EXERCISE INSTRUCTIONS » Reproduce, exactly and in full, the records that follow, minus any pictures.
↓
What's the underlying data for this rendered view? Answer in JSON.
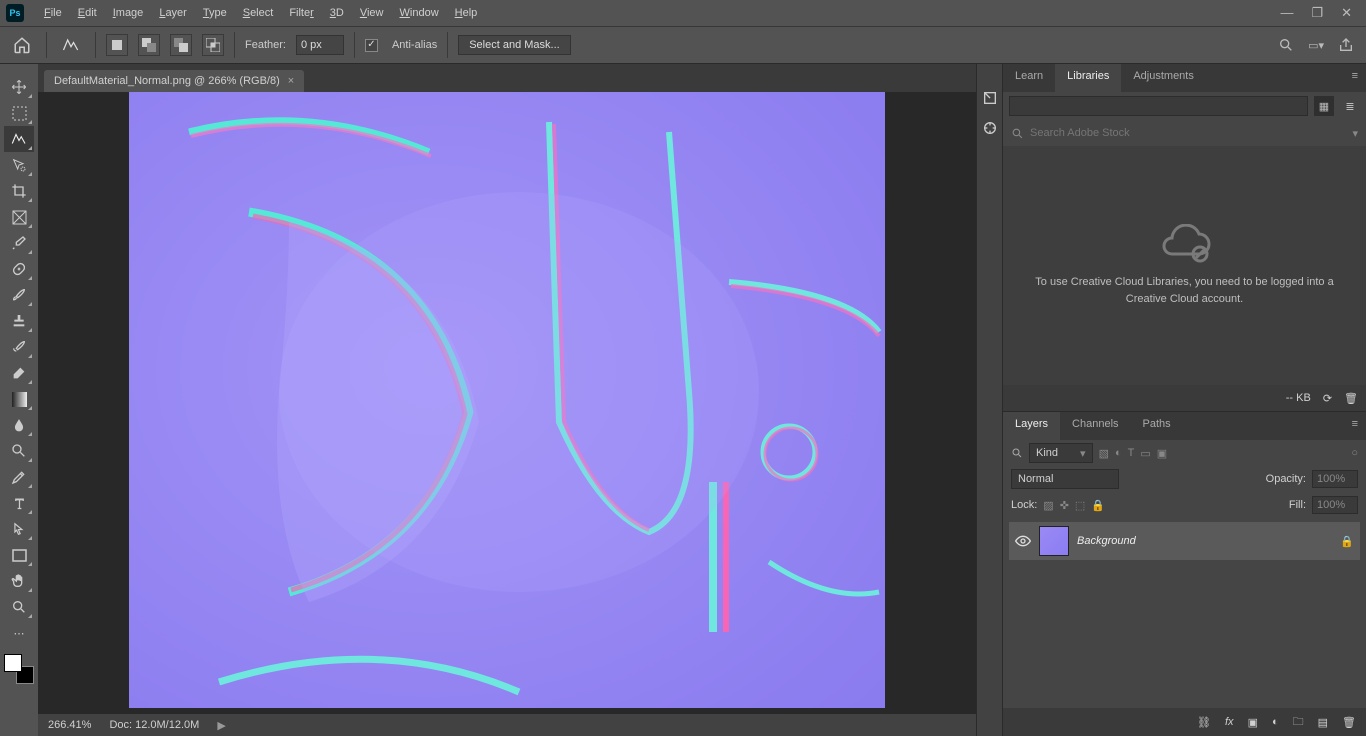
{
  "app": {
    "logo_text": "Ps"
  },
  "menu": {
    "items": [
      "File",
      "Edit",
      "Image",
      "Layer",
      "Type",
      "Select",
      "Filter",
      "3D",
      "View",
      "Window",
      "Help"
    ]
  },
  "options": {
    "feather_label": "Feather:",
    "feather_value": "0 px",
    "anti_alias_label": "Anti-alias",
    "select_mask_label": "Select and Mask..."
  },
  "document": {
    "tab_title": "DefaultMaterial_Normal.png @ 266% (RGB/8)"
  },
  "status": {
    "zoom": "266.41%",
    "doc_info": "Doc: 12.0M/12.0M"
  },
  "panels": {
    "top_tabs": [
      "Learn",
      "Libraries",
      "Adjustments"
    ],
    "search_placeholder": "Search Adobe Stock",
    "libraries_msg": "To use Creative Cloud Libraries, you need to be logged into a Creative Cloud account.",
    "lib_footer_size": "-- KB",
    "layers_tabs": [
      "Layers",
      "Channels",
      "Paths"
    ],
    "filter_kind": "Kind",
    "blend_mode": "Normal",
    "opacity_label": "Opacity:",
    "opacity_value": "100%",
    "lock_label": "Lock:",
    "fill_label": "Fill:",
    "fill_value": "100%",
    "layer0_name": "Background"
  }
}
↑
RESPONSE TO THIS TASK »
What's the underlying data for this rendered view? Answer in JSON.
{
  "app": {
    "logo_text": "Ps"
  },
  "menu": {
    "items": [
      "File",
      "Edit",
      "Image",
      "Layer",
      "Type",
      "Select",
      "Filter",
      "3D",
      "View",
      "Window",
      "Help"
    ]
  },
  "options": {
    "feather_label": "Feather:",
    "feather_value": "0 px",
    "anti_alias_label": "Anti-alias",
    "select_mask_label": "Select and Mask..."
  },
  "document": {
    "tab_title": "DefaultMaterial_Normal.png @ 266% (RGB/8)"
  },
  "status": {
    "zoom": "266.41%",
    "doc_info": "Doc: 12.0M/12.0M"
  },
  "panels": {
    "top_tabs": [
      "Learn",
      "Libraries",
      "Adjustments"
    ],
    "search_placeholder": "Search Adobe Stock",
    "libraries_msg": "To use Creative Cloud Libraries, you need to be logged into a Creative Cloud account.",
    "lib_footer_size": "-- KB",
    "layers_tabs": [
      "Layers",
      "Channels",
      "Paths"
    ],
    "filter_kind": "Kind",
    "blend_mode": "Normal",
    "opacity_label": "Opacity:",
    "opacity_value": "100%",
    "lock_label": "Lock:",
    "fill_label": "Fill:",
    "fill_value": "100%",
    "layer0_name": "Background"
  }
}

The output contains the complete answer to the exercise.